RenewableUK has welcomed the government’s commitment to “support industries of the future” in its modern industrial strategy. This includes delivering affordable energy and clean growth, investing in science, research and innovation, upgrading infrastructure and boosting trade and inward investment.
Prime Minister Theresa May launched the proposals “to drive growth across the whole country and create more high skilled, high paid jobs” in a green paper published today.
RenewableUK’s executive director Emma Pinchbeck said: “The Prime Minster has taken a bold step by focusing specifically on innovative new industries where the UK is leading the world, and which are challenging the old order. That’s exactly what our wind, wave and tidal energy industries are doing by delivering affordable energy and clean growth – key pillars which Theresa May has set out in her bold vision for modern Britain.

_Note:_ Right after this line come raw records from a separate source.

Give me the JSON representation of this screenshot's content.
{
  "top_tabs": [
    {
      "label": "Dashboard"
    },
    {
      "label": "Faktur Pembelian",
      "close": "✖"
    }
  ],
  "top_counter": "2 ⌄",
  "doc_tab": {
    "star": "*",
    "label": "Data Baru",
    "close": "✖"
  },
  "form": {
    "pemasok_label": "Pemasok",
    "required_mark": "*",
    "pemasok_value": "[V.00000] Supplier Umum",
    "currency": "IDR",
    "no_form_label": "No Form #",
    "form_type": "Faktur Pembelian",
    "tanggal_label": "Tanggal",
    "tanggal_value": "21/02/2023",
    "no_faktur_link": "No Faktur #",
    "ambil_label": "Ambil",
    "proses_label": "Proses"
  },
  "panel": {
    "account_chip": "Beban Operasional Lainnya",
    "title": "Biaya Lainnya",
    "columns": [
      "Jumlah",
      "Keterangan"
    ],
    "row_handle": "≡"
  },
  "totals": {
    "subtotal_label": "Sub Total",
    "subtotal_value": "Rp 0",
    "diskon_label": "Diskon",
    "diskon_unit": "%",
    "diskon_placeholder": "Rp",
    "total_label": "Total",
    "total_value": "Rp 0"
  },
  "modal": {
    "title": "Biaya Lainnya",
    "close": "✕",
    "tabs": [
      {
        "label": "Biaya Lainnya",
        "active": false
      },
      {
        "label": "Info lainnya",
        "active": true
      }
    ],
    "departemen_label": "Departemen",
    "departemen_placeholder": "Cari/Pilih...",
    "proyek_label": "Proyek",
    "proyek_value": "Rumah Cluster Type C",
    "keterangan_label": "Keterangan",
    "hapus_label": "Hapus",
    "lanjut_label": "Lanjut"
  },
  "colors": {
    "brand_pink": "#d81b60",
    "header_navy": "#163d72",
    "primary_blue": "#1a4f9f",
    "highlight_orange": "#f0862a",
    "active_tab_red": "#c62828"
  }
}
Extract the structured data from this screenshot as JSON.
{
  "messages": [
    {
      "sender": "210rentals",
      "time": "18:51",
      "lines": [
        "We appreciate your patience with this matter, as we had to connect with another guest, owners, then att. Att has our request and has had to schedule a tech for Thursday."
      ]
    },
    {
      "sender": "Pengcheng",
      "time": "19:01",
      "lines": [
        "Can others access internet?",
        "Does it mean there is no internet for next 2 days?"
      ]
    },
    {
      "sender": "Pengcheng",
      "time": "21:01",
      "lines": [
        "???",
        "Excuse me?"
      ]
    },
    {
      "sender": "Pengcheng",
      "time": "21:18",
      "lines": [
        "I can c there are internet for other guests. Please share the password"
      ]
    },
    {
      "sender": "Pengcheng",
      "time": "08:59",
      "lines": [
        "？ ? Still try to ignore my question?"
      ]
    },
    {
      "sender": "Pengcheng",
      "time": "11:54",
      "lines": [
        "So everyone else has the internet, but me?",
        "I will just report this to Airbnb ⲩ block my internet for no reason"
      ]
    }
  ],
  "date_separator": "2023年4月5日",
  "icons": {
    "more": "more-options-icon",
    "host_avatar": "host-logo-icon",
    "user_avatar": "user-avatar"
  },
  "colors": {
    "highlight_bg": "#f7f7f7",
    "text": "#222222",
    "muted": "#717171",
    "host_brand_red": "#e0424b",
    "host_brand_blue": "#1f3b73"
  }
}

“It’s exciting to see a focus on innovative solutions such as electric vehicles, which will need clean sources of energy to power them. Moves to increase the use of energy storage and battery technology ꟷ one of the most exciting fields which our member companies are pioneering ꟷ with the creation of a new research institute will also ensure renewables remain at the forefront of our power generation.
“Our offshore wind and marine energy industries are the envy of the rest of the world, with economic benefits being reaped around the UK from the shipyards of Liverpool to the banks of the Humber to the waters of Orkney. The global renewable energy market is worth US$290 billion a year, so it’s crucial that the final industrial strategy provides a strong sector deal for our wind and marine technologies.
“Energy costs are crucial for all industries, so as this reboot for Britain takes shape, with renewable energy now a mainstream power source, we need to maximise the benefits we all get from the investments that have been made in modernising the way we generate electricity. This means that onshore wind has a key role to play in our future energy mix, as it’s the cheapest form of new power for Britain.”